Pupils’ and students’ experiences of science during this period will be vastly different from that of previous cohorts with access to classrooms, lecture halls, workshops and laboratories. Younger school pupils with scientifically engaged parents may be doing home experiments, but older students will be missing out on practical skills in the classroom, or the university laboratory classes that train them in processes required for future courses or employment.
We must ensure young people affected are further supported in the next stage of their education, and that we re-engage and inspire pupils and students in science when they return to classrooms and laboratories. The devolved nature of education in our country has led to different approaches in how grades will be awarded this year, but the message has been clear from all: individuals should not be disadvantaged by this unusual disruption to their education.
For universities and employers, this means qualifications awarded this year should be considered no different to previous years – the mechanisms used to calculate and award grades are intended to ensure comparability between previous and future cohorts. However, we are faced with many challenges for next year’s school pupils, undergraduate and postgraduate students, trainee teachers and newly qualified teachers.
In higher education, late admission and clearing for undergraduates may need to be considered if an autumn exam series in England goes ahead. Universities may choose not to open until the second semester of the academic year, in January 2021, to aid social distancing. Decisions taken now will impact not only this year’s graduating cohorts, but those sitting post-16 exams and moving through undergraduate degrees.

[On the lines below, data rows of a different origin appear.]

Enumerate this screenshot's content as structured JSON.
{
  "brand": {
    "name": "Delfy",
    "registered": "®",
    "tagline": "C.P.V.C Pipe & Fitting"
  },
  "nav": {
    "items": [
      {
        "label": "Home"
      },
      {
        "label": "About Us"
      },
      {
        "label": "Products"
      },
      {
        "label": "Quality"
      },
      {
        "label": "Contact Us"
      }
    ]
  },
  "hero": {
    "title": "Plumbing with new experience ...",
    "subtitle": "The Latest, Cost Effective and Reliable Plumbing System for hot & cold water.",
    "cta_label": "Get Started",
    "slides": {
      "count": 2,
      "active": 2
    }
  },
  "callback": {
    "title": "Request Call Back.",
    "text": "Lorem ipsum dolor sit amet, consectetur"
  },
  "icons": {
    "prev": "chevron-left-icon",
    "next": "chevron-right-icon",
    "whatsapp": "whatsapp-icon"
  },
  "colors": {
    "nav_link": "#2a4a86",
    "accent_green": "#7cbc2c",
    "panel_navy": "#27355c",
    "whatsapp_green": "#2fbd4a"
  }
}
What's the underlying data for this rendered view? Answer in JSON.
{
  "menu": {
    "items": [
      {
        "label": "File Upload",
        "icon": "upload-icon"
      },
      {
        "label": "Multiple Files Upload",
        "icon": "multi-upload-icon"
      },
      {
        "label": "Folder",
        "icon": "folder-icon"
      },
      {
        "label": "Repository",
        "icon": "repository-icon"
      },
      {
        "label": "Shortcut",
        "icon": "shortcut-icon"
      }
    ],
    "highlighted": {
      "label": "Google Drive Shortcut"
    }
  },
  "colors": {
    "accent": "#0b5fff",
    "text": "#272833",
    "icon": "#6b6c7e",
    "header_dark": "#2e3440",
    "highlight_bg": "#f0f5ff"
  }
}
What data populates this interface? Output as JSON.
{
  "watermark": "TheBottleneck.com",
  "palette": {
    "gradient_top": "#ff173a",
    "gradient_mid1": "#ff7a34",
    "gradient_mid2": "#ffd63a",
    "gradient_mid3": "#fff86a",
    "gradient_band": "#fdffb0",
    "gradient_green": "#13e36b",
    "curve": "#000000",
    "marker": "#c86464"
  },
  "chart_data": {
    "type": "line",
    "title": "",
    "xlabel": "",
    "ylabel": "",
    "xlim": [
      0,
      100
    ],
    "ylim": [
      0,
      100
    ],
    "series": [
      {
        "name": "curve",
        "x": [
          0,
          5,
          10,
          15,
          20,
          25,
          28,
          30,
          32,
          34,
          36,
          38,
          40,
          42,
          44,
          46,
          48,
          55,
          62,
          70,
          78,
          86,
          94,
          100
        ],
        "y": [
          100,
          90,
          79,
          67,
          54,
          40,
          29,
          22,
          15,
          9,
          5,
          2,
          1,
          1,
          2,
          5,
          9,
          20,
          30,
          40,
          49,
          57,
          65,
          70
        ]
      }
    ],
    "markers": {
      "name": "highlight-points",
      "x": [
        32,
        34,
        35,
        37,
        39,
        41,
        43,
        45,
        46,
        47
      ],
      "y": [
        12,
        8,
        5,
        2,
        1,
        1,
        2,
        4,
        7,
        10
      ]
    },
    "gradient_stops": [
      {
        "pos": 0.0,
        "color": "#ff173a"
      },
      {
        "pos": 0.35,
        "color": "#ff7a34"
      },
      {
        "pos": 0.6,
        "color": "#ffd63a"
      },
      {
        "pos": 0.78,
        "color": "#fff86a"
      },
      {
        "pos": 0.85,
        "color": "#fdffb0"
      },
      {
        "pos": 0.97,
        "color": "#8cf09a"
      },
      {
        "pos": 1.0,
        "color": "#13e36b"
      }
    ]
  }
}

It also raises the possibility of new ideas: can calculated grades become the norm, freeing up more time for practical and non-examinable content? Should we reduce the breadth of content in qualifications at 16? And how can we best deploy our teachers and use their expertise?
In the coming months the RSB’s education policy team will continue to engage with governments, awarding bodies, regulators and our colleagues in other science organisations to further identify areas that require support and to build resilience in education. This will ensure all students and teachers are able to develop in times of emergency and when we return to learning and teaching in more traditional settings.
Lauren McLeod is head of education policy at the RSB